Without a doubt, Ishtar Games’ little project packs the metalest, most hardcore soundtrack I’ve heard since last year’s DOOM Eternal. Sometimes the music by The Algorithm might be a bit too much for a turn-based game, but it consistently makes The Last Spell feel like a nail-biting last stand against a dark army of immense power. Most of the sound effects are quite punchy and give the game an extra edge, too. Still, there’s room for improvement here, and I’m sure the audio will evolve throughout the early access period.

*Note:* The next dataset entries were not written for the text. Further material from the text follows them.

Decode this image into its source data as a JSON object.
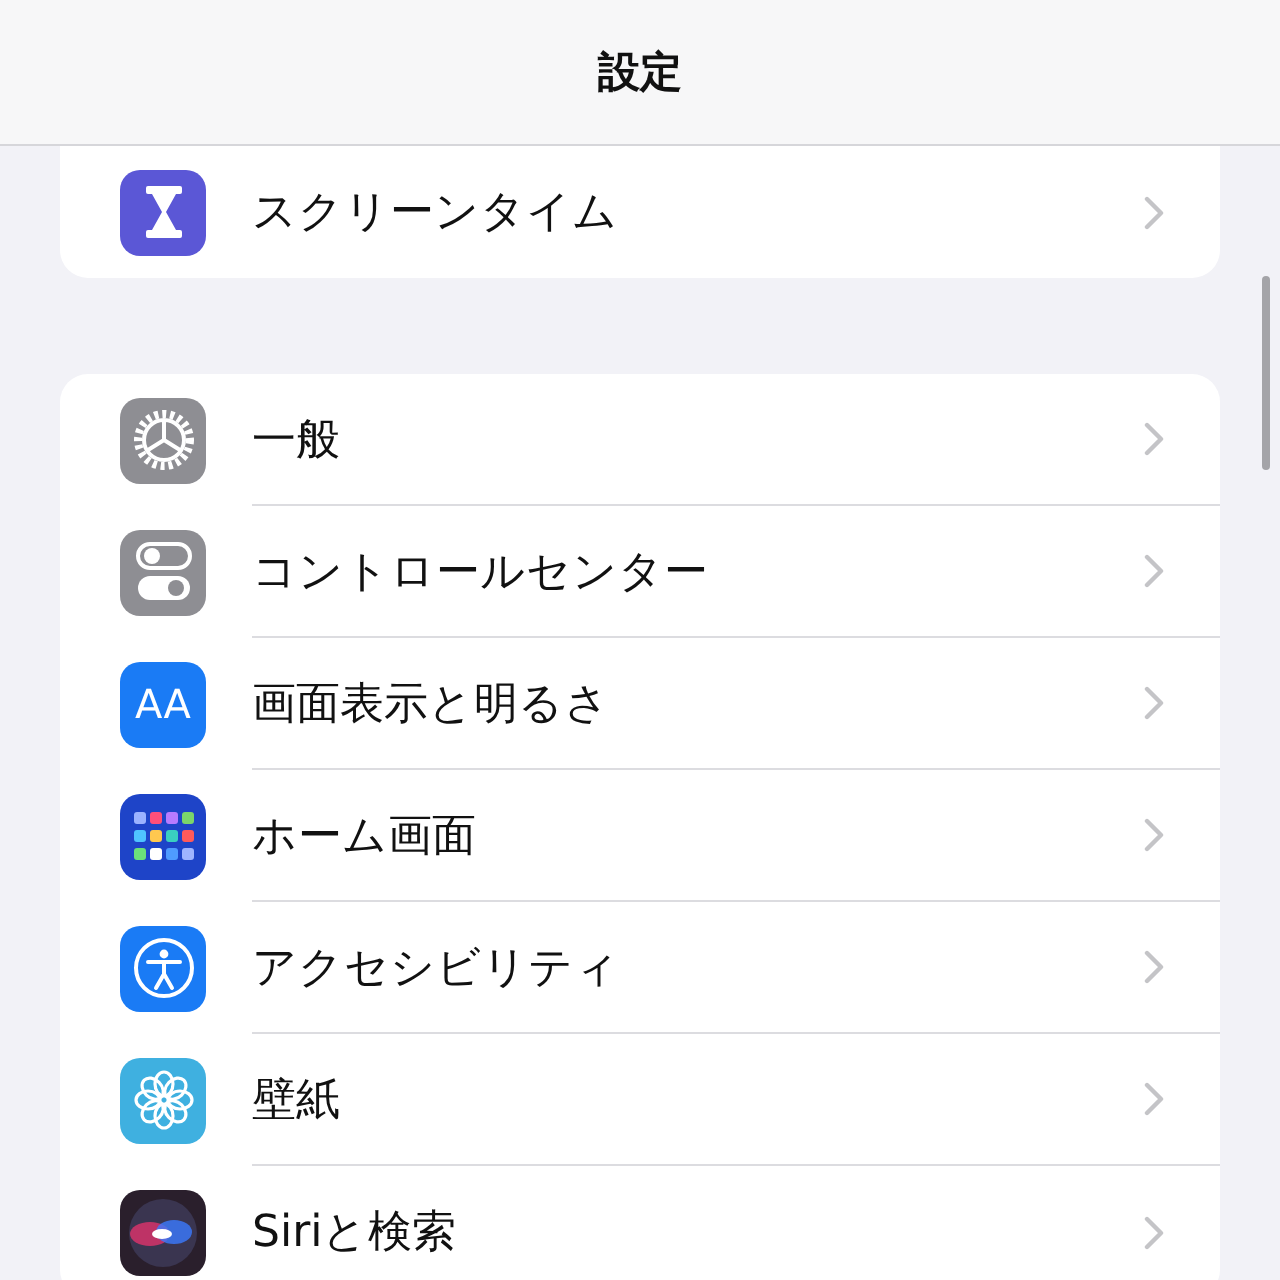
{
  "nav_bar": {
    "title": "設定"
  },
  "groups": [
    {
      "items": [
        {
          "kind": "hourglass",
          "label": "スクリーンタイム"
        }
      ]
    },
    {
      "items": [
        {
          "kind": "gear",
          "label": "一般"
        },
        {
          "kind": "toggles",
          "label": "コントロールセンター"
        },
        {
          "kind": "text",
          "glyph": "AA",
          "label": "画面表示と明るさ"
        },
        {
          "kind": "grid",
          "label": "ホーム画面"
        },
        {
          "kind": "accessibility",
          "label": "アクセシビリティ"
        },
        {
          "kind": "flower",
          "label": "壁紙"
        },
        {
          "kind": "orb",
          "label": "Siriと検索"
        }
      ]
    }
  ]
}
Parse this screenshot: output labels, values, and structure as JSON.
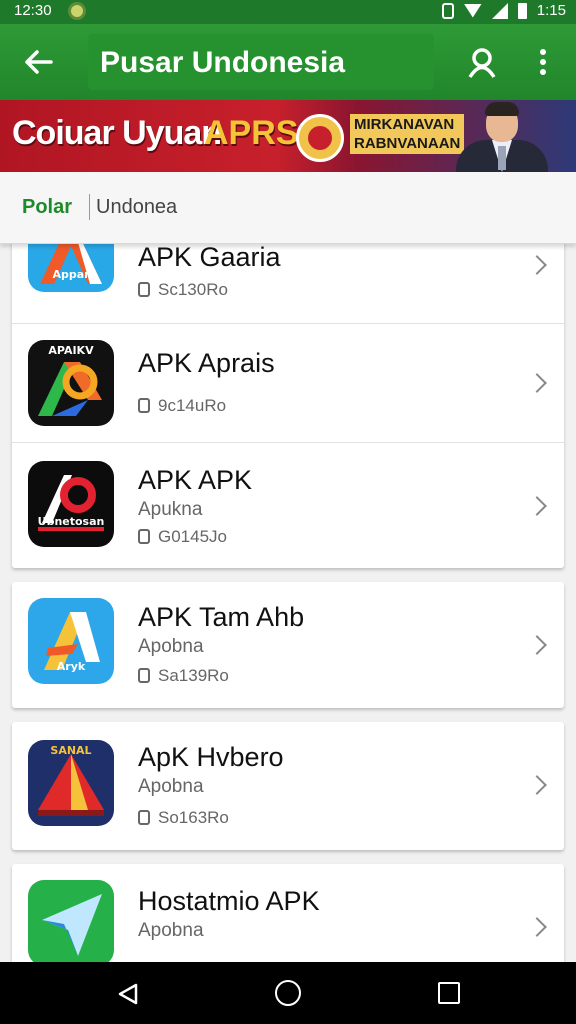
{
  "status_bar": {
    "time": "12:30",
    "clock": "1:15"
  },
  "app_bar": {
    "title": "Pusar Undonesia"
  },
  "banner": {
    "title": "Coiuar Uyuan",
    "highlight": "APRS",
    "sub_line1": "MIRKANAVAN",
    "sub_line2": "RABNVANAAN"
  },
  "tabs": {
    "active": "Polar",
    "inactive": "Undonea"
  },
  "apps": [
    {
      "name": "APK Gaaria",
      "publisher": "",
      "meta": "Sc130Ro",
      "icon_label": "Appar",
      "icon": "stylized-a-icon"
    },
    {
      "name": "APK Aprais",
      "publisher": "",
      "meta": "9c14uRo",
      "icon_label": "APAIKV",
      "icon": "stylized-p-icon"
    },
    {
      "name": "APK APK",
      "publisher": "Apukna",
      "meta": "G0145Jo",
      "icon_label": "Ubnetosan",
      "icon": "stylized-ap-icon"
    },
    {
      "name": "APK Tam Ahb",
      "publisher": "Apobna",
      "meta": "Sa139Ro",
      "icon_label": "Aryk",
      "icon": "stylized-a-icon"
    },
    {
      "name": "ApK Hvbero",
      "publisher": "Apobna",
      "meta": "So163Ro",
      "icon_label": "SANAL",
      "icon": "tent-icon"
    },
    {
      "name": "Hostatmio APK",
      "publisher": "Apobna",
      "meta": "",
      "icon_label": "",
      "icon": "paper-plane-icon"
    }
  ],
  "colors": {
    "primary": "#21862b",
    "accent_text": "#1e8a2c",
    "banner_red": "#c7202c",
    "banner_gold": "#f5c436"
  }
}
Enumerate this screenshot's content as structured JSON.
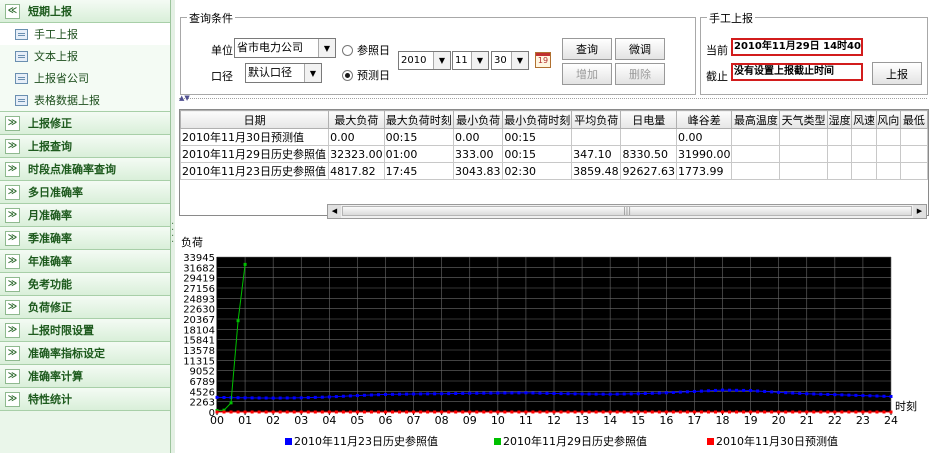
{
  "sidebar": {
    "sections": [
      {
        "label": "短期上报",
        "expanded": true
      },
      {
        "label": "上报修正"
      },
      {
        "label": "上报查询"
      },
      {
        "label": "时段点准确率查询"
      },
      {
        "label": "多日准确率"
      },
      {
        "label": "月准确率"
      },
      {
        "label": "季准确率"
      },
      {
        "label": "年准确率"
      },
      {
        "label": "免考功能"
      },
      {
        "label": "负荷修正"
      },
      {
        "label": "上报时限设置"
      },
      {
        "label": "准确率指标设定"
      },
      {
        "label": "准确率计算"
      },
      {
        "label": "特性统计"
      }
    ],
    "sub_items": [
      {
        "label": "手工上报"
      },
      {
        "label": "文本上报"
      },
      {
        "label": "上报省公司"
      },
      {
        "label": "表格数据上报"
      }
    ],
    "expand_glyph": "≫",
    "collapse_glyph": "≪"
  },
  "query": {
    "title": "查询条件",
    "unit_label": "单位",
    "unit_value": "省市电力公司",
    "caliber_label": "口径",
    "caliber_value": "默认口径",
    "ref_day_label": "参照日",
    "forecast_day_label": "预测日",
    "year": "2010",
    "month": "11",
    "day": "30",
    "calendar_glyph": "19",
    "btn_query": "查询",
    "btn_adjust": "微调",
    "btn_add": "增加",
    "btn_delete": "删除"
  },
  "manual": {
    "title": "手工上报",
    "current_label": "当前",
    "current_value": "2010年11月29日 14时40分",
    "deadline_label": "截止",
    "deadline_value": "没有设置上报截止时间",
    "btn_report": "上报"
  },
  "table": {
    "columns": [
      "日期",
      "最大负荷",
      "最大负荷时刻",
      "最小负荷",
      "最小负荷时刻",
      "平均负荷",
      "日电量",
      "峰谷差",
      "最高温度",
      "天气类型",
      "湿度",
      "风速",
      "风向",
      "最低"
    ],
    "rows": [
      [
        "2010年11月30日预测值",
        "0.00",
        "00:15",
        "0.00",
        "00:15",
        "",
        "",
        "0.00",
        "",
        "",
        "",
        "",
        "",
        ""
      ],
      [
        "2010年11月29日历史参照值",
        "32323.00",
        "01:00",
        "333.00",
        "00:15",
        "347.10",
        "8330.50",
        "31990.00",
        "",
        "",
        "",
        "",
        "",
        ""
      ],
      [
        "2010年11月23日历史参照值",
        "4817.82",
        "17:45",
        "3043.83",
        "02:30",
        "3859.48",
        "92627.63",
        "1773.99",
        "",
        "",
        "",
        "",
        "",
        ""
      ]
    ]
  },
  "chart_data": {
    "type": "line",
    "ylabel": "负荷",
    "xlabel": "时刻",
    "yticks": [
      0,
      2263,
      4526,
      6789,
      9052,
      11315,
      13578,
      15841,
      18104,
      20367,
      22630,
      24893,
      27156,
      29419,
      31682,
      33945
    ],
    "xticks": [
      "00",
      "01",
      "02",
      "03",
      "04",
      "05",
      "06",
      "07",
      "08",
      "09",
      "10",
      "11",
      "12",
      "13",
      "14",
      "15",
      "16",
      "17",
      "18",
      "19",
      "20",
      "21",
      "22",
      "23",
      "24"
    ],
    "ylim": [
      0,
      33945
    ],
    "xlim": [
      0,
      24
    ],
    "background": "#000000",
    "grid": true,
    "legend_position": "bottom",
    "series": [
      {
        "name": "2010年11月23日历史参照值",
        "color": "#0000ff",
        "x": [
          0,
          1,
          2,
          3,
          4,
          5,
          6,
          7,
          8,
          9,
          10,
          11,
          12,
          13,
          14,
          15,
          16,
          17,
          18,
          19,
          20,
          21,
          22,
          23,
          24
        ],
        "y": [
          3200,
          3100,
          3050,
          3100,
          3300,
          3600,
          3850,
          3950,
          4000,
          4100,
          4150,
          4200,
          4050,
          3950,
          3900,
          4000,
          4200,
          4500,
          4800,
          4700,
          4300,
          4000,
          3800,
          3600,
          3400
        ]
      },
      {
        "name": "2010年11月29日历史参照值",
        "color": "#00c000",
        "x": [
          0,
          0.25,
          0.5,
          0.75,
          1
        ],
        "y": [
          333,
          400,
          2000,
          20000,
          32323
        ]
      },
      {
        "name": "2010年11月30日预测值",
        "color": "#ff0000",
        "x": [
          0,
          1,
          2,
          3,
          4,
          5,
          6,
          7,
          8,
          9,
          10,
          11,
          12,
          13,
          14,
          15,
          16,
          17,
          18,
          19,
          20,
          21,
          22,
          23,
          24
        ],
        "y": [
          0,
          0,
          0,
          0,
          0,
          0,
          0,
          0,
          0,
          0,
          0,
          0,
          0,
          0,
          0,
          0,
          0,
          0,
          0,
          0,
          0,
          0,
          0,
          0,
          0
        ]
      }
    ]
  }
}
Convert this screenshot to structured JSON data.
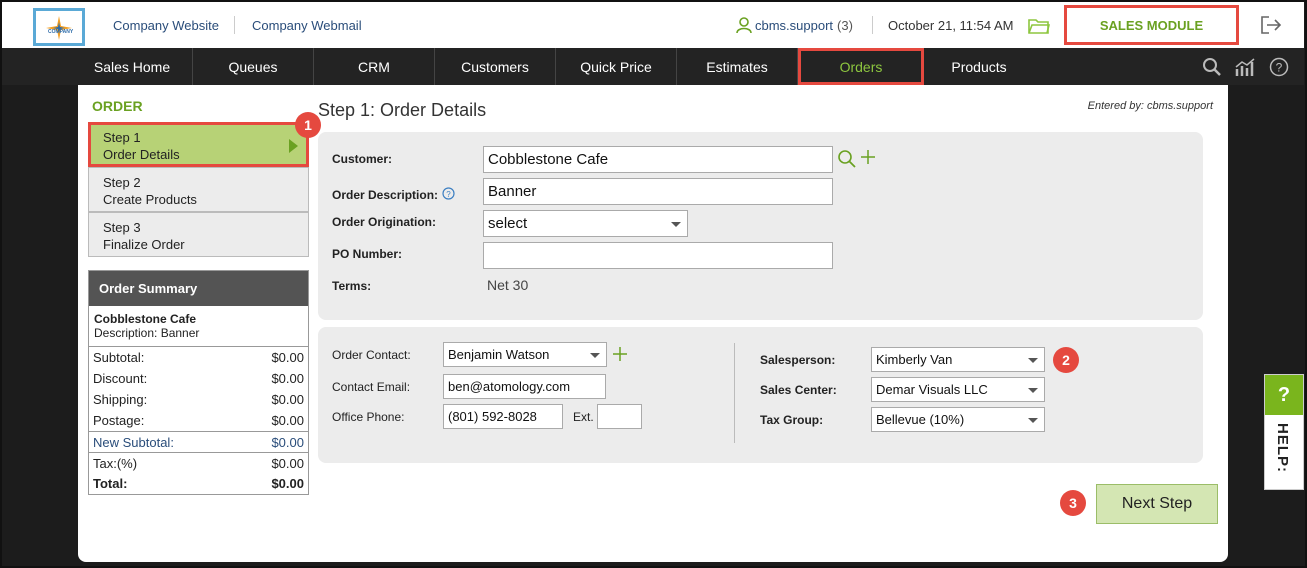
{
  "header": {
    "logo_text": "COMPANY",
    "links": [
      "Company Website",
      "Company Webmail"
    ],
    "user": "cbms.support",
    "user_count": "(3)",
    "datetime": "October 21, 11:54 AM",
    "module": "SALES MODULE",
    "icons": [
      "user-icon",
      "folder-icon",
      "logout-icon"
    ]
  },
  "nav": {
    "items": [
      "Sales Home",
      "Queues",
      "CRM",
      "Customers",
      "Quick Price",
      "Estimates",
      "Orders",
      "Products"
    ],
    "active": "Orders",
    "icons": [
      "search-icon",
      "analytics-icon",
      "help-icon"
    ]
  },
  "sidebar": {
    "title": "ORDER",
    "steps": [
      {
        "num": "Step 1",
        "label": "Order Details"
      },
      {
        "num": "Step 2",
        "label": "Create Products"
      },
      {
        "num": "Step 3",
        "label": "Finalize Order"
      }
    ]
  },
  "summary": {
    "title": "Order Summary",
    "customer": "Cobblestone Cafe",
    "description": "Description:  Banner",
    "rows": [
      {
        "label": "Subtotal:",
        "value": "$0.00"
      },
      {
        "label": "Discount:",
        "value": "$0.00"
      },
      {
        "label": "Shipping:",
        "value": "$0.00"
      },
      {
        "label": "Postage:",
        "value": "$0.00"
      },
      {
        "label": "New Subtotal:",
        "value": "$0.00"
      },
      {
        "label": "Tax:(%)",
        "value": "$0.00"
      },
      {
        "label": "Total:",
        "value": "$0.00"
      }
    ]
  },
  "main": {
    "title": "Step 1: Order Details",
    "entered_by": "Entered by: cbms.support",
    "customer_label": "Customer:",
    "customer_value": "Cobblestone Cafe",
    "desc_label": "Order Description:",
    "desc_value": "Banner",
    "origination_label": "Order Origination:",
    "origination_value": "select",
    "po_label": "PO Number:",
    "po_value": "",
    "terms_label": "Terms:",
    "terms_value": "Net 30",
    "contact_label": "Order Contact:",
    "contact_value": "Benjamin Watson",
    "email_label": "Contact Email:",
    "email_value": "ben@atomology.com",
    "phone_label": "Office Phone:",
    "phone_value": "(801) 592-8028",
    "ext_label": "Ext.",
    "ext_value": "",
    "salesperson_label": "Salesperson:",
    "salesperson_value": "Kimberly Van",
    "center_label": "Sales Center:",
    "center_value": "Demar Visuals LLC",
    "tax_label": "Tax Group:",
    "tax_value": "Bellevue (10%)",
    "next_button": "Next Step"
  },
  "badges": [
    "1",
    "2",
    "3"
  ],
  "help": {
    "q": "?",
    "label": "HELP:"
  },
  "colors": {
    "accent_green": "#6aa121",
    "highlight_red": "#e5493f",
    "nav_bg": "#232323"
  }
}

The pixel art is mostly great as well; enemy types can be easily differentiated, and the game has a distinct visual personality. However, I believe the human characters could use a little “glowup,” as they’re not nearly as good as the rest of the visuals. Specifically, the portraits feel like they belong to another, more amateurish title. Again, feed the devs enough feedback and things are likely to change. They claim to be very much open to suggestions of all kinds, and the studio has a fair amount of experience by now.
As it stands, The Last Spell is big and polished enough to give it a sincere recommendation. It also feels sufficiently “complete,” as we can make it to the eleventh night, defeat the current big boss, and step into additional runs with modifiers. The amount of unlockable content is sizeable too. That being said, this is only the beginning, as explained by a rather lengthy pre-release blog post by the Ishtar team. Conversely, the CPU performance, while not bad, is a bit iffy for such a discreet game, putting more strain on my system than many modern triple-A 3D games, so let’s hope they don’t forget about optimization in the coming months.
The Last Spell is now available on Steam with a launch -10% discount off its $19.99 price.
Thanks to The Arcade Crew (publisher) and Tinsley PR for the review code.
Francisco J. Ruiz is that guy who has watched Jurassic Park a thousand times and loves Star Wars. His hunger for movies is only matched by his love for video games. He graduated in English Studies from the University of Malaga, in Spain. As he continues to write about what he enjoys (and doesn’t), he’s studying for a master’s degree and working on becoming a teacher.